> _About this task_
Which lines of the records contain the word "Internet"? Copy each one.

Page and application data records:

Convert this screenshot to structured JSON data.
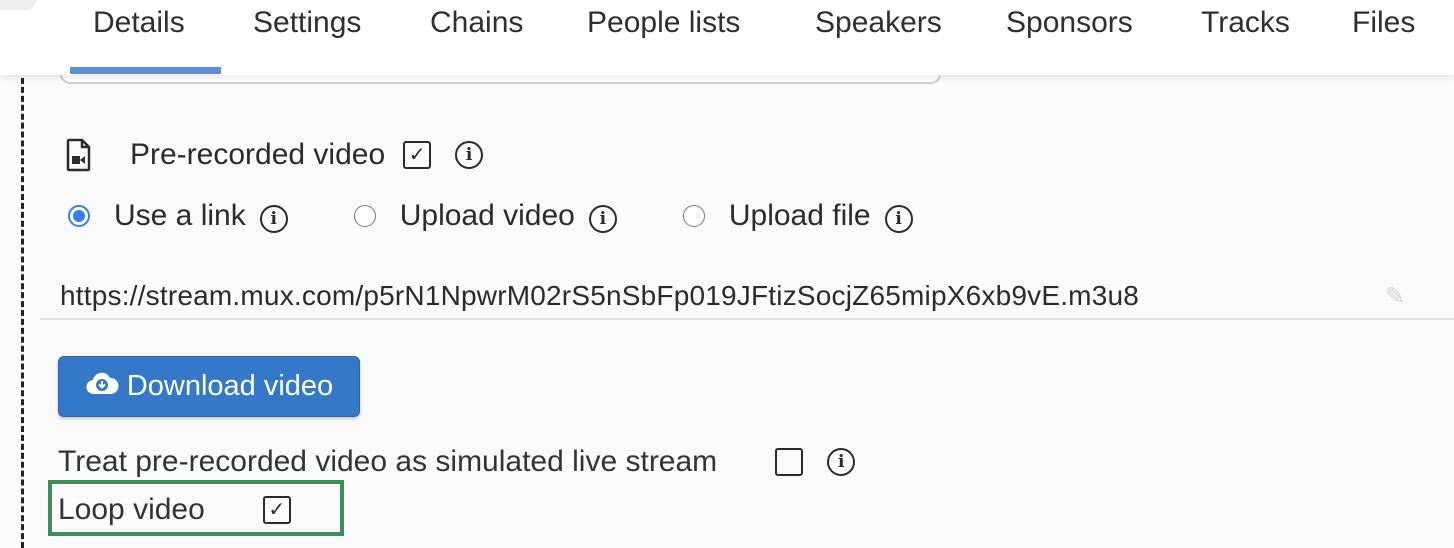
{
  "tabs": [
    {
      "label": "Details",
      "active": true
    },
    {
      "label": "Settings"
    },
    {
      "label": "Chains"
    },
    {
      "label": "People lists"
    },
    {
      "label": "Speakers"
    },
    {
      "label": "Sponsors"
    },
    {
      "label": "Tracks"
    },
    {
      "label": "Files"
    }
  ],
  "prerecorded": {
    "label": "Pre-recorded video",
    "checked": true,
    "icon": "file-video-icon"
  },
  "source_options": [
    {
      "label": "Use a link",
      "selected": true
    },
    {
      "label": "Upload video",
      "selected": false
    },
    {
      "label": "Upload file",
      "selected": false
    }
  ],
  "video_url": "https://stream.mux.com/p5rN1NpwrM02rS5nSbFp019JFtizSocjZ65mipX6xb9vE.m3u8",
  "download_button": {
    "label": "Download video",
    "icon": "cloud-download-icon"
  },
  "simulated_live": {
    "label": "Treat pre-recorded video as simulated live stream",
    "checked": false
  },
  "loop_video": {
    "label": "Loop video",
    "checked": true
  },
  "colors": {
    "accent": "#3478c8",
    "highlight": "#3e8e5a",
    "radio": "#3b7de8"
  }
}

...

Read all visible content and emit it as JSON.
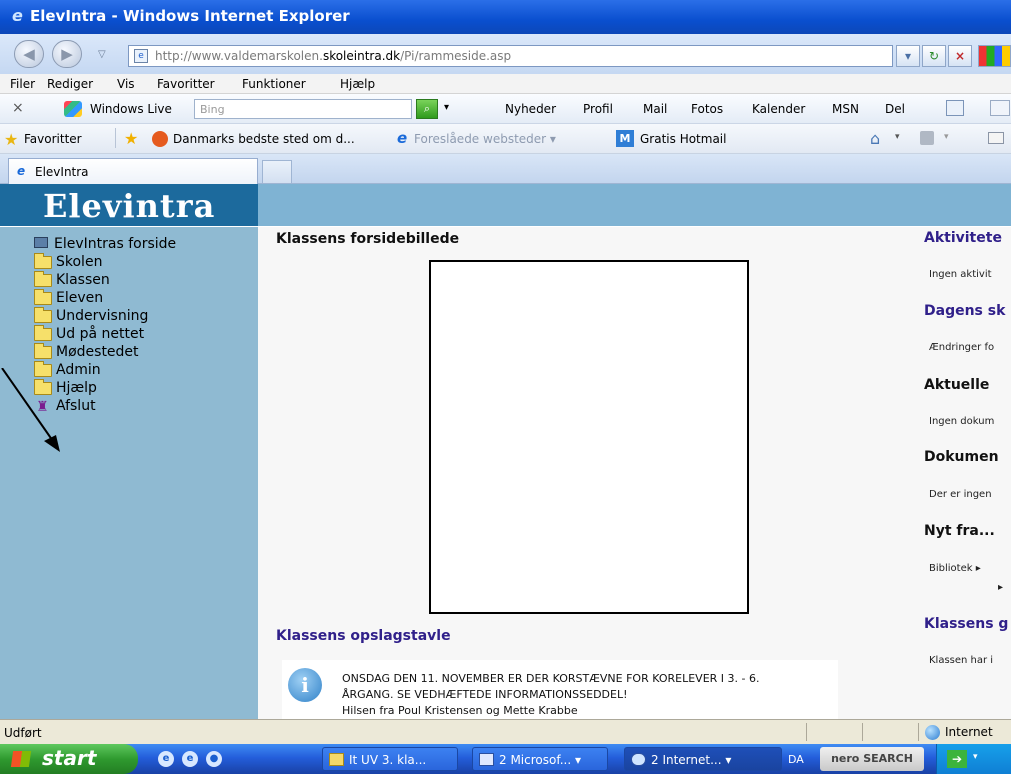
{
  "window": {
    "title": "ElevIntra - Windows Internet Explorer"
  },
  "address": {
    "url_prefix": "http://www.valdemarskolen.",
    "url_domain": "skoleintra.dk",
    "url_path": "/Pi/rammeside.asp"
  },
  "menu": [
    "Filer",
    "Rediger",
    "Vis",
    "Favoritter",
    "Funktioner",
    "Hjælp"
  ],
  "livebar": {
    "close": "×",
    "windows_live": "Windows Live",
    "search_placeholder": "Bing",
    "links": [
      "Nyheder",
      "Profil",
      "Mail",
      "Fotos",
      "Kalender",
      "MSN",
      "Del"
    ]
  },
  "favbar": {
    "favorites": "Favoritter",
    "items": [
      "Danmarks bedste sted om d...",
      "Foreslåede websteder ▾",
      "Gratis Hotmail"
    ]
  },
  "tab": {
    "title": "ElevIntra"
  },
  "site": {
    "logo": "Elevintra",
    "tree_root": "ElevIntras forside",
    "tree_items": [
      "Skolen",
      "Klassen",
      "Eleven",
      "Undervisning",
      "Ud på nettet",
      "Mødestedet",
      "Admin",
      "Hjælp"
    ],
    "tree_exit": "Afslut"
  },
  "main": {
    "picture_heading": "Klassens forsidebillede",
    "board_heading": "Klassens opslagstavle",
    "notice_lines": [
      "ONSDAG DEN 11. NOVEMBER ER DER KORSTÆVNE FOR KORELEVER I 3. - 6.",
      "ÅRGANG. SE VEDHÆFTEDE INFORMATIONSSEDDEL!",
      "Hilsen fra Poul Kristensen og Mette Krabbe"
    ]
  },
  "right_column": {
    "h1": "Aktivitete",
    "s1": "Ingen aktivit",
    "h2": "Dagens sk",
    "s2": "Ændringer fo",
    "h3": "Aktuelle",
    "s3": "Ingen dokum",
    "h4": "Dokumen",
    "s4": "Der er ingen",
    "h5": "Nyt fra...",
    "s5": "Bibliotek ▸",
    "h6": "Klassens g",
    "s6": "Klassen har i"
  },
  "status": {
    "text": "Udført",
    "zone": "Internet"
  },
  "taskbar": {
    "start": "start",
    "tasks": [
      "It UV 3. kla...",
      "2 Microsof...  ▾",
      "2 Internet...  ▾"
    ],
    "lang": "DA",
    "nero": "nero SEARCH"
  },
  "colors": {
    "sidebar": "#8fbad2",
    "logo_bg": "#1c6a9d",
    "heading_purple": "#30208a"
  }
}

> _Response for this exercise_
    "title": "ElevIntra - Windows Internet Explorer"
    "zone": "Internet"
      "2 Internet...  ▾"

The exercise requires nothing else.